The School of Natural Resources is adopting 18th and 19th century scientist Alexander von Humboldt as its patron.
"SNR crosses a variety of science disciplines," SNR Director John Carroll said. "We’re celebrating von Humboldt because he could be considered the father of many of the sciences found in SNR."
Von Humboldt was a geographer, a naturalist and an explorer.
"He was a major figure in the classical period of physical geography and biogeography, areas of science now included in the earth sciences and ecology," according to Encyclopedia Britannica, and his main goal in life was scientific exploration.
In 1799, he got his wish, and for the next five years, he and French botanist Aime Bonpland conducted scientific research in Central and South America. The two covered more than 6,000 miles, studying grasslands, scrublands, rivers, oceans, dense tropical forests, mountains and volcanos, according to the encyclopedia.

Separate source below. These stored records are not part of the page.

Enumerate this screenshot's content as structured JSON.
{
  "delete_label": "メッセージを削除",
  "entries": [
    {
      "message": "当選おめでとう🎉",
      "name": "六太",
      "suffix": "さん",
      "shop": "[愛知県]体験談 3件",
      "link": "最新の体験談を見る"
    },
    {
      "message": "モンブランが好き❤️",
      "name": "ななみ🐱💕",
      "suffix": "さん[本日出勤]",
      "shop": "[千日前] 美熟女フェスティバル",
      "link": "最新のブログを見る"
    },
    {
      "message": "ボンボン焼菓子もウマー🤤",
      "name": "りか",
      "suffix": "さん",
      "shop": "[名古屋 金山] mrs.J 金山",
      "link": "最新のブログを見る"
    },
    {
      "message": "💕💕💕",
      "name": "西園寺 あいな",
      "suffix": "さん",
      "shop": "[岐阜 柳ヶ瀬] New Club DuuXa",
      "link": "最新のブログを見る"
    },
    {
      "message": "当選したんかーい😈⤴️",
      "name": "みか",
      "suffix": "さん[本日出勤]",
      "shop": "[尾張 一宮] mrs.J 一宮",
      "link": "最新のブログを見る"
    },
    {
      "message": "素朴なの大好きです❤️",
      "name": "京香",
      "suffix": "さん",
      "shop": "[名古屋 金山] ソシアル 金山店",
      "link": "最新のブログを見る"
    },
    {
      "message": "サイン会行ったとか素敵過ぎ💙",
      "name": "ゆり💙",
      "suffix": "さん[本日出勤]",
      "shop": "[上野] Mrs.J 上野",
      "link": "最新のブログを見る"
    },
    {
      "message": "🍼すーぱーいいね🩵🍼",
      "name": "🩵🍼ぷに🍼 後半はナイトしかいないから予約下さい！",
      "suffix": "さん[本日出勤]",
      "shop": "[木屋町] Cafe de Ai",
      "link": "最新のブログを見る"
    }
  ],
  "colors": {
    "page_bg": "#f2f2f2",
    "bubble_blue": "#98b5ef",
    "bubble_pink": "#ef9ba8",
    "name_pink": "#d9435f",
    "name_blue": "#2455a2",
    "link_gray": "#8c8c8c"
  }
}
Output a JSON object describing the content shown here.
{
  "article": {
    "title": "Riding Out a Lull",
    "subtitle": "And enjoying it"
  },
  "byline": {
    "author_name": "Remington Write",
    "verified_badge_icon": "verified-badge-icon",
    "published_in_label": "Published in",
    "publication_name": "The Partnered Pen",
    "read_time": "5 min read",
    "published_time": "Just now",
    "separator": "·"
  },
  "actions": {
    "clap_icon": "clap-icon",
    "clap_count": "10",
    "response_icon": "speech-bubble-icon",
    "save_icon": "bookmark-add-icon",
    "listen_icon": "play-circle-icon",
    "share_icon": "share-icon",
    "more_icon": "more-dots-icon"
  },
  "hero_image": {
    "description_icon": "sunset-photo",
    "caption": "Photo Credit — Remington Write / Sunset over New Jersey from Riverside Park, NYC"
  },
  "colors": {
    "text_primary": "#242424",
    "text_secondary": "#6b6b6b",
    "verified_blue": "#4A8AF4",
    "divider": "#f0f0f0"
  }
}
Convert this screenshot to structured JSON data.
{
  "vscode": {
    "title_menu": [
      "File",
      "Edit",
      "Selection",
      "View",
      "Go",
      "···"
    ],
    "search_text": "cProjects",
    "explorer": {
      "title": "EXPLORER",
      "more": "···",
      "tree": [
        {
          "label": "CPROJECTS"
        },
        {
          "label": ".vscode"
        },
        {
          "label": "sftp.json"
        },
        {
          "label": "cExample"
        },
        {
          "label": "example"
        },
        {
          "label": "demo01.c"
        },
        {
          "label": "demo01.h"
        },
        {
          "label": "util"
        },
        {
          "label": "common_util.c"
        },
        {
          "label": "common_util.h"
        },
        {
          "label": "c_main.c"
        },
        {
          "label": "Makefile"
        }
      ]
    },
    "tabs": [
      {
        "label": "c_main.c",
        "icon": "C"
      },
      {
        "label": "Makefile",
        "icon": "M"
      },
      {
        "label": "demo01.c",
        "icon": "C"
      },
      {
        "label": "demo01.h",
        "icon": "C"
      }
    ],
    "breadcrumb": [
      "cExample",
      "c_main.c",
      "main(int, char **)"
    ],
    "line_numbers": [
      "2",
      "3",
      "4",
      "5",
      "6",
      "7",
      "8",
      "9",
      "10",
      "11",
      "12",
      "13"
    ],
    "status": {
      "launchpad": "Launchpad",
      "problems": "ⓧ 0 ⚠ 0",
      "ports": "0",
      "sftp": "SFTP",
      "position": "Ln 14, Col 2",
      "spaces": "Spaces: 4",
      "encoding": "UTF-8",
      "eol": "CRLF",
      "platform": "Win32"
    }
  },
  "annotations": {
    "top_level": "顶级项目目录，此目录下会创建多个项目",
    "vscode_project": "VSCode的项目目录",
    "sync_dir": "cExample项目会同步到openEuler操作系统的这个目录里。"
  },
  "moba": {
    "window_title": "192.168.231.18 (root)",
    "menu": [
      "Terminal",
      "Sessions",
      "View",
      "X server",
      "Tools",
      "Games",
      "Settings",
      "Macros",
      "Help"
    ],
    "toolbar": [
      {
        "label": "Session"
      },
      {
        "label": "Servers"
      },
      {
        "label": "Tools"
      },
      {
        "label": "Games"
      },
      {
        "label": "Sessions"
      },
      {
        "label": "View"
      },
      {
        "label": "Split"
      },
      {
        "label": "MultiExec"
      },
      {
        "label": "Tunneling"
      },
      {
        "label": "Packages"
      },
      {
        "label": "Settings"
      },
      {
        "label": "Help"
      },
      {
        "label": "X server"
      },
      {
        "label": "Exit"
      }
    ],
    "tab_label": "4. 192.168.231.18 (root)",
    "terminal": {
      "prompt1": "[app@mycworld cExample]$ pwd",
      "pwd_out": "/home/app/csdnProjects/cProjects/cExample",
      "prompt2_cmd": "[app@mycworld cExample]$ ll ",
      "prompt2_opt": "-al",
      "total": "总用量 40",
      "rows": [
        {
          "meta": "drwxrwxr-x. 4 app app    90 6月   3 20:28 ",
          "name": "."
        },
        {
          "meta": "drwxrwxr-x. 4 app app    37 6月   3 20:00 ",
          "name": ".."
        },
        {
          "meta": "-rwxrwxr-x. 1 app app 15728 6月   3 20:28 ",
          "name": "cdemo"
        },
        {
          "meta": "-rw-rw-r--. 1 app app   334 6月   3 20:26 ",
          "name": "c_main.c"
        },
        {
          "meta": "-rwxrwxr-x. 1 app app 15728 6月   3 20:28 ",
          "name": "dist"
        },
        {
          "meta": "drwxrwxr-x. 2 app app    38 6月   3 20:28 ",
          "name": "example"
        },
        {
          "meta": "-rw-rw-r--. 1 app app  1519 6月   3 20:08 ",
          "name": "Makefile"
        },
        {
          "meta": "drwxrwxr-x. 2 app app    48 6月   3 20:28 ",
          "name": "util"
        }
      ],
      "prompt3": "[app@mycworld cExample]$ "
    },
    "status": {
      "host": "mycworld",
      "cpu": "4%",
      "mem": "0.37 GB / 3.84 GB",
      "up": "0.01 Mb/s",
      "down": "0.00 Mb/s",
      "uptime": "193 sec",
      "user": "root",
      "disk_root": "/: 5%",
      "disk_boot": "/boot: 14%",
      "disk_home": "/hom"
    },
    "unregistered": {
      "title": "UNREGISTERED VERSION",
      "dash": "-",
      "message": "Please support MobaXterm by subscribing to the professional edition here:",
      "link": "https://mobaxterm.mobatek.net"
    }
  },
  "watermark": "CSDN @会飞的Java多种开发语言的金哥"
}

"Humboldt and Bonpland returned with an immense amount of information," the encyclopedia entry states. "In addition to a vast collection of new plants, there were determinations of longitudes and latitudes, measurements of the components of the Earth’s geomagnetic field, and daily observations of temperatures and barometric pressure, as well as statistical data on the social and economic conditions of Mexico."
Humboldt would devote the next 23 years to publications on the data accumulated during his travels. And he’d spend the final 25 years of his life working on "Kosmos," a series of five volumes on the structure of the universe.
"He’s the most influence scientist you’ve never heard of," Carroll said. "He made a great impact, but was a bit under the radar — like us."
His impact, as well as the broad scope of his studies, makes von Humboldt one of the few scientists in history who can represent all of SNR’s program areas.